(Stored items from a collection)
*** Block opens ***

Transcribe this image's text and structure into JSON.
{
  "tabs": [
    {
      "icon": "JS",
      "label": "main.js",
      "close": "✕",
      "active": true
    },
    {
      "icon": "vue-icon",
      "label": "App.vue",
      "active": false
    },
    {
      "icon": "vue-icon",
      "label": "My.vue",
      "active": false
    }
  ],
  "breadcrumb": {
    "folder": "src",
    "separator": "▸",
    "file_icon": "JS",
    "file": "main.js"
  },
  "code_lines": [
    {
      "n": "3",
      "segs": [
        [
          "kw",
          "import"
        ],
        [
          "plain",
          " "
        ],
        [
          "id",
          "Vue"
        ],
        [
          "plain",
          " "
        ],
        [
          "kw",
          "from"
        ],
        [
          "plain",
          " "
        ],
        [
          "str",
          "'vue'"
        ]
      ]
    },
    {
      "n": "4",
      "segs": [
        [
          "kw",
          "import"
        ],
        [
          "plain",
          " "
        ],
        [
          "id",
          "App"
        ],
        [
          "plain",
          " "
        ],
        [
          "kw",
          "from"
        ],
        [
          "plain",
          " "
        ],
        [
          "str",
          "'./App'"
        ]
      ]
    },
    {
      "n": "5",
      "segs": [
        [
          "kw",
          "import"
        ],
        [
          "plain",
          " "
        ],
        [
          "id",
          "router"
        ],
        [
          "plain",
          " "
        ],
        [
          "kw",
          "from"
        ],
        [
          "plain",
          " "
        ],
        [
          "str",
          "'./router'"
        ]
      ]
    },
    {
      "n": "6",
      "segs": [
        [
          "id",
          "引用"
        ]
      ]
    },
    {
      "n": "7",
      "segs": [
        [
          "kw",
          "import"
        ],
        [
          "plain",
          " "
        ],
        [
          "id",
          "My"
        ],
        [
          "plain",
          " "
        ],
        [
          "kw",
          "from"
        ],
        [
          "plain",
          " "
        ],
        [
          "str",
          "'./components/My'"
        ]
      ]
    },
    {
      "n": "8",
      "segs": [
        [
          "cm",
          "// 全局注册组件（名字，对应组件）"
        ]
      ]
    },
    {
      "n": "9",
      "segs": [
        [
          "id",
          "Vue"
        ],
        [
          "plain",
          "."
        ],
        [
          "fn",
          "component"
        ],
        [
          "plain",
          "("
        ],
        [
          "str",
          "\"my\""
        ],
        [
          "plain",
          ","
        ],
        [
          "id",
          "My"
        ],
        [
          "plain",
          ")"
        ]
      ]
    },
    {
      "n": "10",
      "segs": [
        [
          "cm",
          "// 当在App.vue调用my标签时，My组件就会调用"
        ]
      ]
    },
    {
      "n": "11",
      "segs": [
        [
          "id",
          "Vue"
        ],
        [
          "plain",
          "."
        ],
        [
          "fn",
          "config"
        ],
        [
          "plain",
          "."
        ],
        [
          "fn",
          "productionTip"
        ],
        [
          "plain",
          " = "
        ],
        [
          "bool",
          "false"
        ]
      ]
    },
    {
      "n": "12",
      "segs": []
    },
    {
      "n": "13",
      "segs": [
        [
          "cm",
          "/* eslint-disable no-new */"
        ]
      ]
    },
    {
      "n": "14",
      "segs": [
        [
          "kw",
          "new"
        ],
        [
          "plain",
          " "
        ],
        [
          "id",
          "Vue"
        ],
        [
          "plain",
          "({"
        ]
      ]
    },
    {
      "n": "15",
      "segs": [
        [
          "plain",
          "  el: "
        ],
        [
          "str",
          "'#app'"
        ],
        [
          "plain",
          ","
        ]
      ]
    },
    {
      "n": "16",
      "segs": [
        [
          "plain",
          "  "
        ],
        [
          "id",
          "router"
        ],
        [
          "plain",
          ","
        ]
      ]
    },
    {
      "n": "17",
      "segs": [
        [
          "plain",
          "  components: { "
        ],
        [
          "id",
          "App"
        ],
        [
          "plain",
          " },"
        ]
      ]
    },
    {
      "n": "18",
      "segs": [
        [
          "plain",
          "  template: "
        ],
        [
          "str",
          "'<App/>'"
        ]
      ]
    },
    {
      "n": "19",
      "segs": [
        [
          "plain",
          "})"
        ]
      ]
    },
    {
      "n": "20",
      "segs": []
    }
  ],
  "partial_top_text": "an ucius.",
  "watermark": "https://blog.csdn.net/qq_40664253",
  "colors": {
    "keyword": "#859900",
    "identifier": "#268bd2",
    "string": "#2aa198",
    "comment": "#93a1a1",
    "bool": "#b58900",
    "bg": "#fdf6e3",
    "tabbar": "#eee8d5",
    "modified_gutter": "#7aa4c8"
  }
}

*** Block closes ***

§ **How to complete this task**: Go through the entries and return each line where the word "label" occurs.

§ **Written response**:
      "label": "main.js",
      "label": "App.vue",
      "label": "My.vue",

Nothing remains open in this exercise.